An Aside for Health Policy Wonks: Now, critics of this 80 to 85 percent figure often cite that there is a group beyond this remaining 15 to 20 percent, about 5 to 7 million, who purchase nongroup insurance outside of the exchanges. Importantly, ACA premium tax credits are only available to people who purchase insurance through the exchanges, so this group would not be eligible for government subsidies. This group is harder to characterize due to lack of reliable data, but experts suggest that this group may be higher income, or at least above the income eligibility level for premium subsidies, and choose to purchase off-exchange coverage to have more choices and less restrictive provider networks. Importantly, data on rising premiums are within the health insurance exchanges, and thus off-exchange nongroup insurance purchases require an entirely separate analysis. Still, it is worth noting that this other cohort, who is also in the nongroup market, exists. Notably, the AHCA would permit premium tax credits to be used for off-exchange purchases of health insurance.

In contrast, because of the way premium tax credits are structured in the AHCA, namely a flat amount of money to use toward the purchase of insurance (as opposed to a cap on how much people are required to spend), more people—particularly more older, poorer people—would feel the impacts of rising premiums in the nongroup market.

Now, given the differences in how premium tax credits are constructed, why is the CBO saying the markets would also be stable in the AHCA? This is interesting as well. They argue that market stability would result from the combination of eliminating requirements that plans meet certain actuarial values (i.e., less robust health insurance coverage) and a younger mix of enrollees who are likely to sign up due to lower premiums. This explanation relates to the first point about lower average premiums. In other words, the market is likely to be stable because the sicker, older people are less likely to be part of it, since they will have been priced out of the market. This leaves the remaining insured population relatively younger and healthier—exactly the type of risk pool that insurance companies want to cover.

The CBO also suggests that the AHCA’s newly created Patient and State Stability Fund would stabilize the nongroup market.
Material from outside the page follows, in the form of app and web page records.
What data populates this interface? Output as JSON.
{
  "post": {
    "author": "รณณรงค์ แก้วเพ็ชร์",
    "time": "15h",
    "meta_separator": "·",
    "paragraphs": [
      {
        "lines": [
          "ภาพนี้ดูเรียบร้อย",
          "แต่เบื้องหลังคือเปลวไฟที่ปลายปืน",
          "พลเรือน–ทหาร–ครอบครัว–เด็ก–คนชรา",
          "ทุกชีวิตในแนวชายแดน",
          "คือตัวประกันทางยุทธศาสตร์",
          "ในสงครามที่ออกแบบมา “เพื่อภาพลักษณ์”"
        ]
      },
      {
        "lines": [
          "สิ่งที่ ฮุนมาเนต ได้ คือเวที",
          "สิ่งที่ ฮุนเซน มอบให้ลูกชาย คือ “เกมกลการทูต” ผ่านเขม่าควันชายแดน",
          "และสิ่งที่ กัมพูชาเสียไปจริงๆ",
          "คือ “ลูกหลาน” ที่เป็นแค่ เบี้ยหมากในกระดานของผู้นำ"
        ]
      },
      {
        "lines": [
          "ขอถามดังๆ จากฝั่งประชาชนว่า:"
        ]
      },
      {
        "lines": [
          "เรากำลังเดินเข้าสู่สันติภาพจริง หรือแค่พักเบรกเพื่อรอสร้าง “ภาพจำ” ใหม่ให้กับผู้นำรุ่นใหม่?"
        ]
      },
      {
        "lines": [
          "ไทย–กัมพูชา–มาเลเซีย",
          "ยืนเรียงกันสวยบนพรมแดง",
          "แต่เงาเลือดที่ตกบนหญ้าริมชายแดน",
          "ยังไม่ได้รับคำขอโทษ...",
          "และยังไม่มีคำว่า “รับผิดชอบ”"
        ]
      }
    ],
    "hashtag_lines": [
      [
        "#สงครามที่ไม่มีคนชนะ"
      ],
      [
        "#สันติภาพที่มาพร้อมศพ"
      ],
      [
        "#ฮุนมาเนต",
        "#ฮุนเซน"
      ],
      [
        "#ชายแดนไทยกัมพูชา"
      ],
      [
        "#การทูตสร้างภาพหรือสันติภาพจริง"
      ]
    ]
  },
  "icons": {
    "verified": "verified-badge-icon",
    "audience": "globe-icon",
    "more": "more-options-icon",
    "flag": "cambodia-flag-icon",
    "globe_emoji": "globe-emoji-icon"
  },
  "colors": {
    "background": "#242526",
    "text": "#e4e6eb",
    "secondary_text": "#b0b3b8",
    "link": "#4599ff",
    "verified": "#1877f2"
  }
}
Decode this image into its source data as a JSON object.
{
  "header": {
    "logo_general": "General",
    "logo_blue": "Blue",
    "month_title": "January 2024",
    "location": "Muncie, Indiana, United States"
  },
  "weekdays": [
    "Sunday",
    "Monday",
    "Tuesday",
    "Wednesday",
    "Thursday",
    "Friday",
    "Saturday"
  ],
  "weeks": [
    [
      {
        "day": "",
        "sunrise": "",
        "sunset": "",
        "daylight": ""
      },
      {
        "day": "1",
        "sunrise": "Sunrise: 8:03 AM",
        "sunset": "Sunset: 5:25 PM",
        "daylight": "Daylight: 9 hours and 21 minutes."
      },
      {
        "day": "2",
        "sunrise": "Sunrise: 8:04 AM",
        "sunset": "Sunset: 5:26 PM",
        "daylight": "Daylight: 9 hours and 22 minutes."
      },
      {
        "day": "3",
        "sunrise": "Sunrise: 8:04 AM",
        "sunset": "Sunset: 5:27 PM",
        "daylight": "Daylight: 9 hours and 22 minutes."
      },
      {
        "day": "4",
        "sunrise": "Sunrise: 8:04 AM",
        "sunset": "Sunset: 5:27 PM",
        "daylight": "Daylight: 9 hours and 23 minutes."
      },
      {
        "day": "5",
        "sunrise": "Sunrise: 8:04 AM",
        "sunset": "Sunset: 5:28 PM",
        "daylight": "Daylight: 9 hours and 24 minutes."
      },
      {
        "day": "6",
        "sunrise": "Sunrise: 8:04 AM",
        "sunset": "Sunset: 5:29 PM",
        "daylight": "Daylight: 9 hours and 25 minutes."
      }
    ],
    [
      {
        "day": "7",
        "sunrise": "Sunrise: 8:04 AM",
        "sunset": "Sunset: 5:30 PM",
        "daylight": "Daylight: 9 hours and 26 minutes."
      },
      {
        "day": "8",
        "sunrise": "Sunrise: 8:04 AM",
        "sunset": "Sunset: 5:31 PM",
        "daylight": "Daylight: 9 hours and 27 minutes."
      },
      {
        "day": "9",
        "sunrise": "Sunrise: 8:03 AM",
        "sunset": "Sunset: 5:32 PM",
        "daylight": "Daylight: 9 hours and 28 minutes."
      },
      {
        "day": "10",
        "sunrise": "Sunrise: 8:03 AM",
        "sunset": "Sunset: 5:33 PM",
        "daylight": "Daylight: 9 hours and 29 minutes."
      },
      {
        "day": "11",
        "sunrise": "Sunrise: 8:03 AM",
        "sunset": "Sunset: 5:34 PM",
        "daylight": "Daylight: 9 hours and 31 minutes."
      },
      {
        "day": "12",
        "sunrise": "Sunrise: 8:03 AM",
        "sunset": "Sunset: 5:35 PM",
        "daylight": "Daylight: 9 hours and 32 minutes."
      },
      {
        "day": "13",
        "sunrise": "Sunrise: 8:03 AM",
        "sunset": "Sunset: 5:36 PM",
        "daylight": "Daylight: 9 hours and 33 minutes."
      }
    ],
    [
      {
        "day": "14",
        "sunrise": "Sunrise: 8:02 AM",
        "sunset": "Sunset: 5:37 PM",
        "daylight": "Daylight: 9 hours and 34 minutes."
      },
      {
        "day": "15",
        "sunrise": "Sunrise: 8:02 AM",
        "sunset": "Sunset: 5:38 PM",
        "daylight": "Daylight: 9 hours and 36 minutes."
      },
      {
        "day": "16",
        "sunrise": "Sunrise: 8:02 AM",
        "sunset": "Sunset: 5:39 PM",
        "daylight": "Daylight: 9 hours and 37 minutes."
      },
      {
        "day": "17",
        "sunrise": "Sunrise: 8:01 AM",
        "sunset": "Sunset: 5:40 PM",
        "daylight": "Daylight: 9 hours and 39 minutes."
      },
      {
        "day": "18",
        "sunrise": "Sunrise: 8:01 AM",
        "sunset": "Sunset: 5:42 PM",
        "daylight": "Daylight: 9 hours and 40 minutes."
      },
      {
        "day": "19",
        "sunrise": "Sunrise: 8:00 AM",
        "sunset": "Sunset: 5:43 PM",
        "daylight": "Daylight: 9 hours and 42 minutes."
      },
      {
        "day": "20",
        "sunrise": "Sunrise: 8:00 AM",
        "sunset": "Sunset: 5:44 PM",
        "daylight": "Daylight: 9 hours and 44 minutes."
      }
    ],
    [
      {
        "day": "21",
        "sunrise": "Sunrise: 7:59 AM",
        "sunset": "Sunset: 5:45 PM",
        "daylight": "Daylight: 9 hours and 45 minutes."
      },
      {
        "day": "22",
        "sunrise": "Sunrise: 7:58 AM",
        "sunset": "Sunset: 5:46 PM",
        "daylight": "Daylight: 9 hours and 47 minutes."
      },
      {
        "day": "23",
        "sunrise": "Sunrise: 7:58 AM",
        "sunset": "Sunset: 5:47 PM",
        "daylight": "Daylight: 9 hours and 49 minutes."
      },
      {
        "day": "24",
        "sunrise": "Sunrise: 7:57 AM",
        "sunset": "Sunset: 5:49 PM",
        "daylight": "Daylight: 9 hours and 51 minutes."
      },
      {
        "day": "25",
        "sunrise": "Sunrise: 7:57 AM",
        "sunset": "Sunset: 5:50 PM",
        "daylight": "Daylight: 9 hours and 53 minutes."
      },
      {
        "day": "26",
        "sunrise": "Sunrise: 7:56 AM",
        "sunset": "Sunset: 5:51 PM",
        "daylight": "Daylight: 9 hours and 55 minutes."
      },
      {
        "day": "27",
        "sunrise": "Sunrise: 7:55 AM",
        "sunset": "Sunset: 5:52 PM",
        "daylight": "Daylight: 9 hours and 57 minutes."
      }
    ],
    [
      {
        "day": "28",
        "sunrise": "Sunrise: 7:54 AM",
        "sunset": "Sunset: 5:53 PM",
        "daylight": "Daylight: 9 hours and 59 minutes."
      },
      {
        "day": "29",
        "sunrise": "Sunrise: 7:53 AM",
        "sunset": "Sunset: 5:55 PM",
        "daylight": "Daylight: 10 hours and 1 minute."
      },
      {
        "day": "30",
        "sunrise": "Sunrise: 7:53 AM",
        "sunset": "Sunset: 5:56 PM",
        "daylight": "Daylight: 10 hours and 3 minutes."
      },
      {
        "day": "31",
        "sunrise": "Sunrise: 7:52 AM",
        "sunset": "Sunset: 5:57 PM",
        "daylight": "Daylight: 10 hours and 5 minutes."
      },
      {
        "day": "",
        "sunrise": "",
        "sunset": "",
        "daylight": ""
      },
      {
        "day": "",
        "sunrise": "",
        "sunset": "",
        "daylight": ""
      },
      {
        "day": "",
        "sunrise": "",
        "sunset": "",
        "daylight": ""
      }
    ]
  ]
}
While the Patient and State Stability Fund could be used in a number of ways, the CBO estimates that states will predominantly use it to limit insurers’ costs due to very high claims of enrollees, which would encourage insurers to continue to offer coverage in the nongroup market. Again, this would provide further protection for insurance companies when they cover those relatively healthier people who happen to have a really high claim or get a really expensive diagnosis during the year. In other words, it protects insurance companies from taking on too much risk, and therefore, stabilizes the markets.

What are the Implications?

The differences in the construction of premium tax credits highlight three important points:

  1. The less robust government subsidies in the AHCA for older, sicker people make it more likely that they will be priced out of the market, thus bringing down average premiums among the relatively healthier insured population.
  2. Under current law, given that the government is taking on the burden of the majority of premium increases, the ACA nongroup market is not unstable as the Republicans would have you believe. Rather, higher premiums for those eligible for premium tax credits are picked up by the federal government.
  3. Clearly, the premium tax credits in the ACA cost more money (and in turn are of more value) relative to those offered in the AHCA. Thus, their elimination (and replacement with less robust age-based credits) contributes to some cost savings noted in the CBO report.

By all accounts, the CBO report is a bad sign for the AHCA. Keep an eye on any changes to the design of the premium tax credits as the bill moves through the House and Senate.